* **PROBLEM DESCRIPTION**:
In this exercise, set down every entry that follows exactly as it appears.
- Opening Delimiter -
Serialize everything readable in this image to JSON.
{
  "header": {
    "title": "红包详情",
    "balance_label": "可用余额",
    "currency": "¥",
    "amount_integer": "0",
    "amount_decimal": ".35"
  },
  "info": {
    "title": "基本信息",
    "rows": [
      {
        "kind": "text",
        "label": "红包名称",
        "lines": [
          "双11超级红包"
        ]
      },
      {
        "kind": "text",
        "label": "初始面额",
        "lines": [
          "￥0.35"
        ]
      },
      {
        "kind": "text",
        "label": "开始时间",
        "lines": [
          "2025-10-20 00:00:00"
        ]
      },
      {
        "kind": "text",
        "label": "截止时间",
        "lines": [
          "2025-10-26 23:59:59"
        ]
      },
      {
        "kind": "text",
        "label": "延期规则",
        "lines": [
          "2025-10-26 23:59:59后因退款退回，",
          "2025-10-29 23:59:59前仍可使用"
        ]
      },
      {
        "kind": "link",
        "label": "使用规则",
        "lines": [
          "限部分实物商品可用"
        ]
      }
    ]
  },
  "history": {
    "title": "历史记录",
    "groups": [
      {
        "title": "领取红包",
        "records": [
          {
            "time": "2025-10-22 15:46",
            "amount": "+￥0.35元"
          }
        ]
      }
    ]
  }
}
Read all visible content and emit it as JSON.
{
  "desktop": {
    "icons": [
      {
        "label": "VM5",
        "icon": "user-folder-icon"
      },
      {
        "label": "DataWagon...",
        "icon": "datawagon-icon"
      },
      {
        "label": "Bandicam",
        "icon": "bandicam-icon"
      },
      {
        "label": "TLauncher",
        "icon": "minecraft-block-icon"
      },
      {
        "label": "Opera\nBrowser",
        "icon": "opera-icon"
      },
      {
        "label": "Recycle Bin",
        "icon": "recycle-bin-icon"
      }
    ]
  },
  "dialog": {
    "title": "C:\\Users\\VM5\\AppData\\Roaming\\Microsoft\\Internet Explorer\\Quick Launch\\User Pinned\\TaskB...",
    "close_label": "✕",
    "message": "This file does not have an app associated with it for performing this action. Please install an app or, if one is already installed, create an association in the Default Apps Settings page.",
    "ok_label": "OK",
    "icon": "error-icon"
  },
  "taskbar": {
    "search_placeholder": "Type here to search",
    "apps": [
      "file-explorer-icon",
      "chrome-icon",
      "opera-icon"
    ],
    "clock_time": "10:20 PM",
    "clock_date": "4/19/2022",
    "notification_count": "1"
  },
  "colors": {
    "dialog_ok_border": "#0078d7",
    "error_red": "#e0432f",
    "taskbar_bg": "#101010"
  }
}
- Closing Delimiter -
* **EXERCISE RESULT**:
Serialize everything readable in this image to JSON.
{
  "header": {
    "title": "红包详情",
    "balance_label": "可用余额",
    "currency": "¥",
    "amount_integer": "0",
    "amount_decimal": ".35"
  },
  "info": {
    "title": "基本信息",
    "rows": [
      {
        "kind": "text",
        "label": "红包名称",
        "lines": [
          "双11超级红包"
        ]
      },
      {
        "kind": "text",
        "label": "初始面额",
        "lines": [
          "￥0.35"
        ]
      },
      {
        "kind": "text",
        "label": "开始时间",
        "lines": [
          "2025-10-20 00:00:00"
        ]
      },
      {
        "kind": "text",
        "label": "截止时间",
        "lines": [
          "2025-10-26 23:59:59"
        ]
      },
      {
        "kind": "text",
        "label": "延期规则",
        "lines": [
          "2025-10-26 23:59:59后因退款退回，",
          "2025-10-29 23:59:59前仍可使用"
        ]
      },
      {
        "kind": "link",
        "label": "使用规则",
        "lines": [
          "限部分实物商品可用"
        ]
      }
    ]
  },
  "history": {
    "title": "历史记录",
    "groups": [
      {
        "title": "领取红包",
        "records": [
          {
            "time": "2025-10-22 15:46",
            "amount": "+￥0.35元"
          }
        ]
      }
    ]
  }
}
Read all visible content and emit it as JSON.
{
  "desktop": {
    "icons": [
      {
        "label": "VM5",
        "icon": "user-folder-icon"
      },
      {
        "label": "DataWagon...",
        "icon": "datawagon-icon"
      },
      {
        "label": "Bandicam",
        "icon": "bandicam-icon"
      },
      {
        "label": "TLauncher",
        "icon": "minecraft-block-icon"
      },
      {
        "label": "Opera\nBrowser",
        "icon": "opera-icon"
      },
      {
        "label": "Recycle Bin",
        "icon": "recycle-bin-icon"
      }
    ]
  },
  "dialog": {
    "title": "C:\\Users\\VM5\\AppData\\Roaming\\Microsoft\\Internet Explorer\\Quick Launch\\User Pinned\\TaskB...",
    "close_label": "✕",
    "message": "This file does not have an app associated with it for performing this action. Please install an app or, if one is already installed, create an association in the Default Apps Settings page.",
    "ok_label": "OK",
    "icon": "error-icon"
  },
  "taskbar": {
    "search_placeholder": "Type here to search",
    "apps": [
      "file-explorer-icon",
      "chrome-icon",
      "opera-icon"
    ],
    "clock_time": "10:20 PM",
    "clock_date": "4/19/2022",
    "notification_count": "1"
  },
  "colors": {
    "dialog_ok_border": "#0078d7",
    "error_red": "#e0432f",
    "taskbar_bg": "#101010"
  }
}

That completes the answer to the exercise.